Bearer of news
The utak or itak (Phaethon lepturu) is a bird Chamorros/CHamorus believe plays a role as providing an omen of life and death. The bird is native to the Caroline islands which are south of the Marianas. In ancient times, the CHamorus had a fear of the bird because it was said to appear only when storms would blow it northward, so they connected the bird to a sign of bad things to come.
Historian Lawrence Cunningham described the utak:
It is one of the most beautiful birds in the world. They had a set of two black markings on each wing. The bird’s most distinctive characteristic is the long, streaming feathers in its tail, which are longer than its body. Utaks feed on flying fish, other small fish, and squid. They can fly hundreds of miles in search of food. These beautiful birds can spend months at a time at sea. They nest on cliffs in the Mariana Islands. These birds are frequently seen at two lovers point. Fishermen use them to help them locate schools of mahimahi. Utaks are noisy and they will sometimes circle a ship at sea and scream.
Beliefs about the Utak
It is believed that the utak would perch on a house at night, emitting a long shrill cry and then disappear into the night. The utak’s appearance and its cry signified that a young unwed woman is pregnant or someone in the household is about to die.
The belief connected with the utak documents the practice of animism in CHamoru culture. Animism is a belief that nature or organisms contain a soul – and serve as a social behavioral authority and warning beacon. At one time CHamorus and Carolinians believed that the utak was an omen of violent weather. Inclement weather entailed disastrous shipwrecks, houses destroyed, and often times death. Shipwrecks bring an economic loss as goods are damaged or lost all together. Most houses were made of wood with a thatched roof. If the houses were blown away it would take a lot of work to rebuild them. With all the death and destruction that followed a storm, seeing the utak became known as a bad omen in CHamoru culture.
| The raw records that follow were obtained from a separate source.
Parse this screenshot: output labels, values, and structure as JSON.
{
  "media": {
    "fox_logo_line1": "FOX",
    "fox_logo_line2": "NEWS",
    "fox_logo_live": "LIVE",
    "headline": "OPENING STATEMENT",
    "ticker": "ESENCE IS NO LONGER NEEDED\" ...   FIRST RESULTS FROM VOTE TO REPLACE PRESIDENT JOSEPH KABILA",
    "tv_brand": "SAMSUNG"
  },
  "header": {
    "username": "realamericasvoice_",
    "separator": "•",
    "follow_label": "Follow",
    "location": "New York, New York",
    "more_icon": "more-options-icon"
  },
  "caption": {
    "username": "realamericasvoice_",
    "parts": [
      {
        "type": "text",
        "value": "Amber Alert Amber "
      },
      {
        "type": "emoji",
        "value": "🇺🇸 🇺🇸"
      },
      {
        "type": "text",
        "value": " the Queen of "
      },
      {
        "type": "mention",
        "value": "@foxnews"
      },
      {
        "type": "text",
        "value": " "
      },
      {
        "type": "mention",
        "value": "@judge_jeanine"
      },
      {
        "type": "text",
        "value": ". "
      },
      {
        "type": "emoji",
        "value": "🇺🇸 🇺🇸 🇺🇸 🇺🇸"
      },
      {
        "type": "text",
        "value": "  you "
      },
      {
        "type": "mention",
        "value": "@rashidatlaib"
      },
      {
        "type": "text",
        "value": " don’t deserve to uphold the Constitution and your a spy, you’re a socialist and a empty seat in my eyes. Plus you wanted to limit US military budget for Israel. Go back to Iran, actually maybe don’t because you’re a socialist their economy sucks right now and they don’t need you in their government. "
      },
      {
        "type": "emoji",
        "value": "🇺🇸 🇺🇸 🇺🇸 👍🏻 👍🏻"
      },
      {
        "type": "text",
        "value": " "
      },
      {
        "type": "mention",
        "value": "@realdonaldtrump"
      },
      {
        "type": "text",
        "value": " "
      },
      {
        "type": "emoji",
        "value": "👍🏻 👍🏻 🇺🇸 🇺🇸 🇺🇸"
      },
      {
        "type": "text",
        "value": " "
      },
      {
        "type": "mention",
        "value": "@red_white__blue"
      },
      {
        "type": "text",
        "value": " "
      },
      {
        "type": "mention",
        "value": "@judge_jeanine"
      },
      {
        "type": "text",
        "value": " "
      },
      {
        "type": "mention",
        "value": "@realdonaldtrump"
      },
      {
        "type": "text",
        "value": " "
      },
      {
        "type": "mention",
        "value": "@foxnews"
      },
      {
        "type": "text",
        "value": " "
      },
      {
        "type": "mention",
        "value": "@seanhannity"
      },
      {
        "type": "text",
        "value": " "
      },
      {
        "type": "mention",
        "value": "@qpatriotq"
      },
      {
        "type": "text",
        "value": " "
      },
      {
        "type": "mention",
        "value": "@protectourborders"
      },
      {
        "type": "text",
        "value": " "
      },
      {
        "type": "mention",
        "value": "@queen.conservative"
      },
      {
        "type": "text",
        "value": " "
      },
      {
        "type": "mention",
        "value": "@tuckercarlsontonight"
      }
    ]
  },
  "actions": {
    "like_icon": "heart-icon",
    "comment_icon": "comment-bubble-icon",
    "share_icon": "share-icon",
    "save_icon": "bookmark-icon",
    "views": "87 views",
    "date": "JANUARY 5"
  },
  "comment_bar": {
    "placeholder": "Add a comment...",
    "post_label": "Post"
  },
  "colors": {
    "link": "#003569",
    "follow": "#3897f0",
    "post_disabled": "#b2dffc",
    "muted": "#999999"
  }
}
Beyond ushering in stormy weather, the utak has also been associated with the arrival of new life. Oral accounts of the utak have commonly referred to it as a mythical bird and as a bearer of life rather than death. It is believed that the utak would fly above a house. Although not seen, its presence was marked by a long shrill call. This visit meant one of two things: an unwed female in the house was pregnant or someone in the house was about to die. As CHamorus became devout Catholics, the institution of marriage was instilled into their social and ritualistic practices. Since then, pregnancy of an unwed woman brought shame to her family.
Some believed that if you saw the bird and showed it any measure of disrespect it could result in your death, so it was best to remain silent and still in its presence. If one did not believe that the utak was an omen, it was believed that he or she could be attacked and even killed by the bird.
The evolution of the utak as a bad omen throughout the centuries can be related to its presence during storms. Its evolution as an omen of new life during Guam’s Spanish colonial era (1668 – 1898) can be connected to Catholicism, the newly introduced religion. It was seen as a sin for an unwed girl to become pregnant which contradicted the ancient CHamorus’ acceptance of pregnant unwed women. In ancient times it was perfectly acceptable for a man to take an already pregnant woman as his wife because it was proof that she was fertile.
In contemporary society, although beliefs surrounding the utak are not as prevalent, the belief still does exist.
For further reading
Cunningham, Lawrence J. Ancient Chamorro Society. Honolulu: Bess Press, 1992.
Freycinet, Louis Claude Desaulses de. An Account of the Corvette L’Uraine’s Sojourn at the Mariana Islands, 1819. Translated by Glynn Barratt. Saipan: Commonwealth of the Northern Mariana Islands Division of Historic Preservation, 2003.
Onedera, Peter R. Fafa’ña’gue yan Hinengge Siha (Ghosts and Superstitious Beliefs). Tamuning: St. Anthony School, 1994.